Stored dataset items:
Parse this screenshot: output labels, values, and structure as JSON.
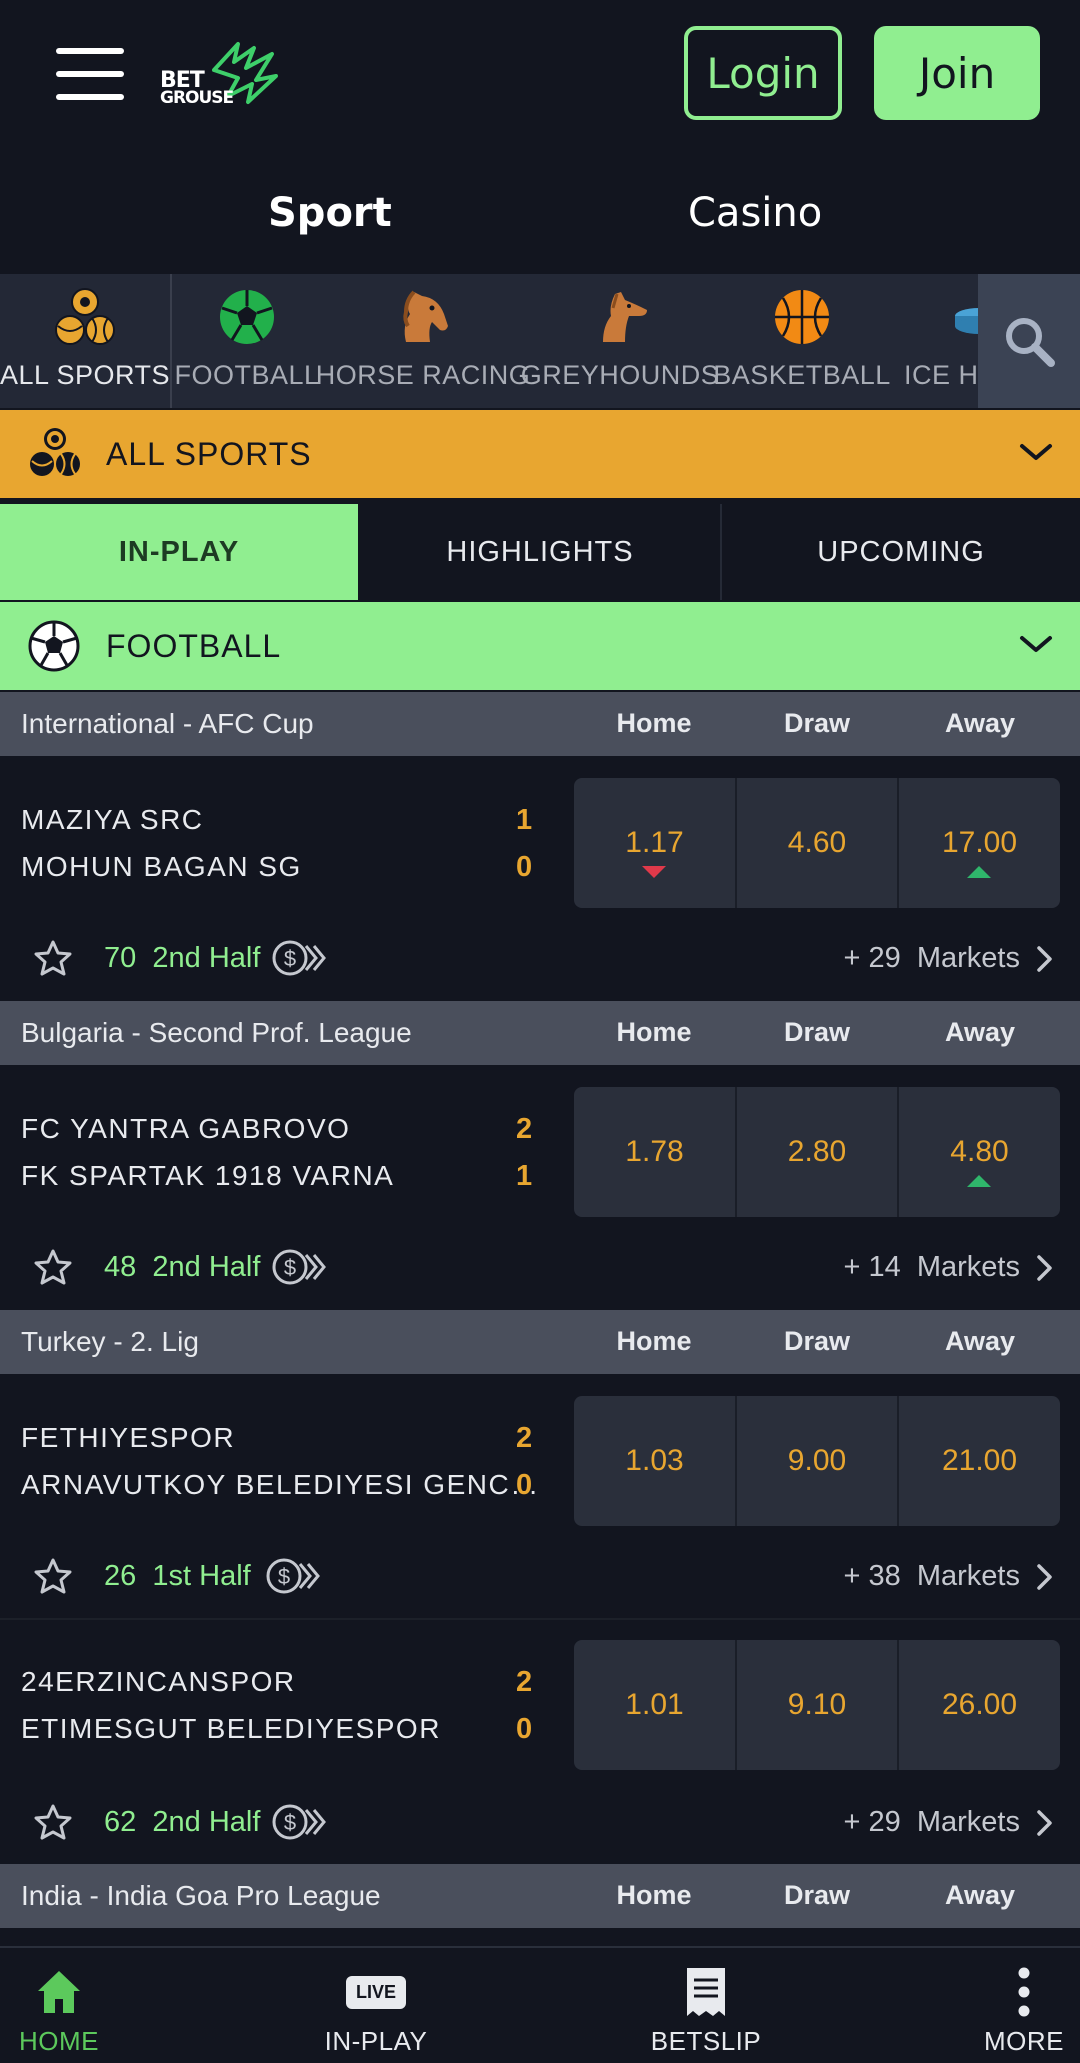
{
  "brand": {
    "line1": "BET",
    "line2": "GROUSE",
    "accent": "#90ee90"
  },
  "header": {
    "login_label": "Login",
    "join_label": "Join"
  },
  "top_tabs": [
    {
      "label": "Sport"
    },
    {
      "label": "Casino"
    }
  ],
  "sports": [
    {
      "label": "ALL SPORTS",
      "icon": "all-sports-icon"
    },
    {
      "label": "FOOTBALL",
      "icon": "football-icon"
    },
    {
      "label": "HORSE RACING",
      "icon": "horse-icon"
    },
    {
      "label": "GREYHOUNDS",
      "icon": "greyhound-icon"
    },
    {
      "label": "BASKETBALL",
      "icon": "basketball-icon"
    },
    {
      "label": "ICE HOCKEY",
      "icon": "ice-hockey-icon"
    }
  ],
  "filter": {
    "label": "ALL SPORTS"
  },
  "mode_tabs": [
    {
      "label": "IN-PLAY"
    },
    {
      "label": "HIGHLIGHTS"
    },
    {
      "label": "UPCOMING"
    }
  ],
  "sport_section": {
    "label": "FOOTBALL"
  },
  "columns": {
    "home": "Home",
    "draw": "Draw",
    "away": "Away"
  },
  "leagues": [
    {
      "name": "International - AFC Cup",
      "matches": [
        {
          "home": "MAZIYA SRC",
          "away": "MOHUN BAGAN SG",
          "home_score": "1",
          "away_score": "0",
          "odds": [
            "1.17",
            "4.60",
            "17.00"
          ],
          "minute": "70",
          "period": "2nd Half",
          "markets_count": "+ 29",
          "markets_label": "Markets"
        }
      ]
    },
    {
      "name": "Bulgaria - Second Prof. League",
      "matches": [
        {
          "home": "FC YANTRA GABROVO",
          "away": "FK SPARTAK 1918 VARNA",
          "home_score": "2",
          "away_score": "1",
          "odds": [
            "1.78",
            "2.80",
            "4.80"
          ],
          "minute": "48",
          "period": "2nd Half",
          "markets_count": "+ 14",
          "markets_label": "Markets"
        }
      ]
    },
    {
      "name": "Turkey - 2. Lig",
      "matches": [
        {
          "home": "FETHIYESPOR",
          "away": "ARNAVUTKOY BELEDIYESI GENC…",
          "home_score": "2",
          "away_score": "0",
          "odds": [
            "1.03",
            "9.00",
            "21.00"
          ],
          "minute": "26",
          "period": "1st Half",
          "markets_count": "+ 38",
          "markets_label": "Markets"
        },
        {
          "home": "24ERZINCANSPOR",
          "away": "ETIMESGUT BELEDIYESPOR",
          "home_score": "2",
          "away_score": "0",
          "odds": [
            "1.01",
            "9.10",
            "26.00"
          ],
          "minute": "62",
          "period": "2nd Half",
          "markets_count": "+ 29",
          "markets_label": "Markets"
        }
      ]
    },
    {
      "name": "India - India Goa Pro League",
      "matches": []
    }
  ],
  "bottom_nav": [
    {
      "label": "HOME",
      "icon": "home-icon"
    },
    {
      "label": "IN-PLAY",
      "icon": "live-icon",
      "badge": "LIVE"
    },
    {
      "label": "BETSLIP",
      "icon": "betslip-icon"
    },
    {
      "label": "MORE",
      "icon": "more-icon"
    }
  ]
}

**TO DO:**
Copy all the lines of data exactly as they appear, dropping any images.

**REPLY TO THE TASK:**
Parse this screenshot: output labels, values, and structure as JSON.
{
  "brand": {
    "line1": "BET",
    "line2": "GROUSE",
    "accent": "#90ee90"
  },
  "header": {
    "login_label": "Login",
    "join_label": "Join"
  },
  "top_tabs": [
    {
      "label": "Sport"
    },
    {
      "label": "Casino"
    }
  ],
  "sports": [
    {
      "label": "ALL SPORTS",
      "icon": "all-sports-icon"
    },
    {
      "label": "FOOTBALL",
      "icon": "football-icon"
    },
    {
      "label": "HORSE RACING",
      "icon": "horse-icon"
    },
    {
      "label": "GREYHOUNDS",
      "icon": "greyhound-icon"
    },
    {
      "label": "BASKETBALL",
      "icon": "basketball-icon"
    },
    {
      "label": "ICE HOCKEY",
      "icon": "ice-hockey-icon"
    }
  ],
  "filter": {
    "label": "ALL SPORTS"
  },
  "mode_tabs": [
    {
      "label": "IN-PLAY"
    },
    {
      "label": "HIGHLIGHTS"
    },
    {
      "label": "UPCOMING"
    }
  ],
  "sport_section": {
    "label": "FOOTBALL"
  },
  "columns": {
    "home": "Home",
    "draw": "Draw",
    "away": "Away"
  },
  "leagues": [
    {
      "name": "International - AFC Cup",
      "matches": [
        {
          "home": "MAZIYA SRC",
          "away": "MOHUN BAGAN SG",
          "home_score": "1",
          "away_score": "0",
          "odds": [
            "1.17",
            "4.60",
            "17.00"
          ],
          "minute": "70",
          "period": "2nd Half",
          "markets_count": "+ 29",
          "markets_label": "Markets"
        }
      ]
    },
    {
      "name": "Bulgaria - Second Prof. League",
      "matches": [
        {
          "home": "FC YANTRA GABROVO",
          "away": "FK SPARTAK 1918 VARNA",
          "home_score": "2",
          "away_score": "1",
          "odds": [
            "1.78",
            "2.80",
            "4.80"
          ],
          "minute": "48",
          "period": "2nd Half",
          "markets_count": "+ 14",
          "markets_label": "Markets"
        }
      ]
    },
    {
      "name": "Turkey - 2. Lig",
      "matches": [
        {
          "home": "FETHIYESPOR",
          "away": "ARNAVUTKOY BELEDIYESI GENC…",
          "home_score": "2",
          "away_score": "0",
          "odds": [
            "1.03",
            "9.00",
            "21.00"
          ],
          "minute": "26",
          "period": "1st Half",
          "markets_count": "+ 38",
          "markets_label": "Markets"
        },
        {
          "home": "24ERZINCANSPOR",
          "away": "ETIMESGUT BELEDIYESPOR",
          "home_score": "2",
          "away_score": "0",
          "odds": [
            "1.01",
            "9.10",
            "26.00"
          ],
          "minute": "62",
          "period": "2nd Half",
          "markets_count": "+ 29",
          "markets_label": "Markets"
        }
      ]
    },
    {
      "name": "India - India Goa Pro League",
      "matches": []
    }
  ],
  "bottom_nav": [
    {
      "label": "HOME",
      "icon": "home-icon"
    },
    {
      "label": "IN-PLAY",
      "icon": "live-icon",
      "badge": "LIVE"
    },
    {
      "label": "BETSLIP",
      "icon": "betslip-icon"
    },
    {
      "label": "MORE",
      "icon": "more-icon"
    }
  ]
}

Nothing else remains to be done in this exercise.